Over the last one year, I allowed myself the liberty of indulging in cinema that could broadly be classified under the genre ‘Never Coming to a Theatre near You’. This categorisation owes a huge debt of gratitude to Kenneth Turan, the LA Times film critic, who has authored a book by the same name, which is a ready reckoner of sorts to more than 100 independent films, and documentaries that are a must-see for any cinephile worth his madness.

Having landed a copy of this book at a Landmark sale in Chennai close to seven years ago, I had rummaged through its pages in an attempt to discover how many of those films I had seen. As expected I had fallen short by a huge margin. But the lesson wasn’t lost on me as I find occasions to keep going back and forth to Turan’s wonderful work, rediscovering filmmakers whose potential had already been hinted at by the critic.

One such director, who finds a mention in this book, is Jonathan Glazer, credited with helming the British gangster drama Sexy Beast, which features Ben ‘Gandhi’ Kingsley’s most frightening performance to date. I had watched this film only two years ago, in the aftermath of which I went rushing back to Turan’s book to corroborate my emotions with that of the author. More than anything, it was the joy of going back to a friend who had made a brilliant cinematic recommendation, and reliving its vicarious pleasures all over again.

As luck would have it, Glazer went on to make two distinctly oddball films after that – the Nicole Kidman-starrer Birth (2004), a highly controversial psychological thriller I am yet to see; and nine years later, Under the Skin (2013), which boasts the talents of Scarlett Johansson. The latter film is also indirectly responsible for resuscitating this blog post which has been in limbo for close to three months.

Under the Skin features Johansson playing an otherworldly creature, albeit a gorgeous one at that, who is dropped onto good ol’ Planet Earth, right in the middle of Scotland, from God-knows-where. Her agenda is to lure unsuspecting Scotsmen to an understandably, irresistible honey trap, sealing their inexplicable fates in a series of sequences whose ambiguity has drawn comparisons to Stanley Kubrick’s The Shining.

Quite simply, the film is an alien’s kaleidoscopic point of view of humanity – how we would come across to someone, who has absolutely no clue of our existence or our ecosystem whatsoever. While the concept of ‘We’re not alone,’ has been explored in a million different ways, in literature, cinema, music and pop culture, rarely has it been tackled in so affecting a manner. The deliberately paced film is coupled with a sense of unending dread, an absence of spoken dialogue, bizarre and mesmerising imagery, set to the beats of an unnerving, drone-like soundtrack by Mica Levi.

All these elements combine to make Under the Skin an extremely uneasy, challenging, at times frustrating, but strangely rewarding film-going experience. It also stands in stark contrast to the fashion, in which supposedly mass-market films are pitched, created, distributed and consumed in India. A case in point being the latest Aamir Khan-starrer PK, which has courted controversy on account of being inspired by the Kevin Spacey starrer K-Pax, a story of yet another humanoid alien landing on Earth and finding his way around homo sapiens. The two films are named somewhat similarly, or maybe that’s just me. I am yet to see both these film, and I might skip either of them, for no particular reason.

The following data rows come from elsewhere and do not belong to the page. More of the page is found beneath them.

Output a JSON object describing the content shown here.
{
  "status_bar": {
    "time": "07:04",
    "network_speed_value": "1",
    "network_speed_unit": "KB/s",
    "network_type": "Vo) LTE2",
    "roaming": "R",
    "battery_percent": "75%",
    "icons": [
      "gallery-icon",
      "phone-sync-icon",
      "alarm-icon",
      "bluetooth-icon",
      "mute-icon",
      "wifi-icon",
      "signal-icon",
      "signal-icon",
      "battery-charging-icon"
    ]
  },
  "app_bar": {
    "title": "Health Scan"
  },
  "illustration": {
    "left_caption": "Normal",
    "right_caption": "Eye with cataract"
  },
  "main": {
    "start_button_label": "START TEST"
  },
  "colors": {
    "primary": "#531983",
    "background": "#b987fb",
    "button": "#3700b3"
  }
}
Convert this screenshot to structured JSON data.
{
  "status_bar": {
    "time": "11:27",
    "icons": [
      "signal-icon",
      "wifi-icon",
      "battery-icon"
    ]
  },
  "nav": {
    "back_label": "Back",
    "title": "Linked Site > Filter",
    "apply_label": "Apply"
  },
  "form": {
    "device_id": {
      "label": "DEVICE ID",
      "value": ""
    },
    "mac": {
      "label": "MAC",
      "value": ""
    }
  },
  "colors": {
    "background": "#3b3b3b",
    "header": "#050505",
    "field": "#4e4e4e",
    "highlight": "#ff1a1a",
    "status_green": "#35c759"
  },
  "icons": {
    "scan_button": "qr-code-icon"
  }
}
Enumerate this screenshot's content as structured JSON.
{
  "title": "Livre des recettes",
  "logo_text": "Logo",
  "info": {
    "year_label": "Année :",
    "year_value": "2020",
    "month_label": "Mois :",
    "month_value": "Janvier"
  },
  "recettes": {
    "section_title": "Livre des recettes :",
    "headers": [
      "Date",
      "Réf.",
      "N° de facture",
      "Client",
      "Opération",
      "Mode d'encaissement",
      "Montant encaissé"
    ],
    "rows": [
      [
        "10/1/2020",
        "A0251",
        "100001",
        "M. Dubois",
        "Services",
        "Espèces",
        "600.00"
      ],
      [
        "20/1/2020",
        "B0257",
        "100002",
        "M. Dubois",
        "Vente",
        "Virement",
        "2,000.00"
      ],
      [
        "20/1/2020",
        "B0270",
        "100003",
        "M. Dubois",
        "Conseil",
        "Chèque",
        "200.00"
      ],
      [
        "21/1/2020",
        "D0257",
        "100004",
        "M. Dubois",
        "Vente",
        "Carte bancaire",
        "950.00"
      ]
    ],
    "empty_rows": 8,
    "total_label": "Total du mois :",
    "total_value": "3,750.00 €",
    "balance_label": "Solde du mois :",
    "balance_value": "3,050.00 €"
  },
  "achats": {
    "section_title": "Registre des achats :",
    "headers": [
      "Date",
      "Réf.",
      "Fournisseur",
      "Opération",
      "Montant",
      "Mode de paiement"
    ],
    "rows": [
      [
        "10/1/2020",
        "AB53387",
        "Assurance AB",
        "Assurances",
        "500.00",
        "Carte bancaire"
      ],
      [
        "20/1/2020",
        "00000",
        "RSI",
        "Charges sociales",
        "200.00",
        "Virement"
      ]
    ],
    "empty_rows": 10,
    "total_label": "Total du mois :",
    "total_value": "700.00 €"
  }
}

But if PK is anything like its predecessor, 3 Idiots, a film I consider, in my inconsequential opinion, a highly overrated, preachy and patronising gag fest of the highest order, I am in for trouble, for I have promised a friend to accompany her to this ‘leave your brains behind, discover the child inside you (I sincerely hope not)’ session of desi entertainment. Godspeed to me.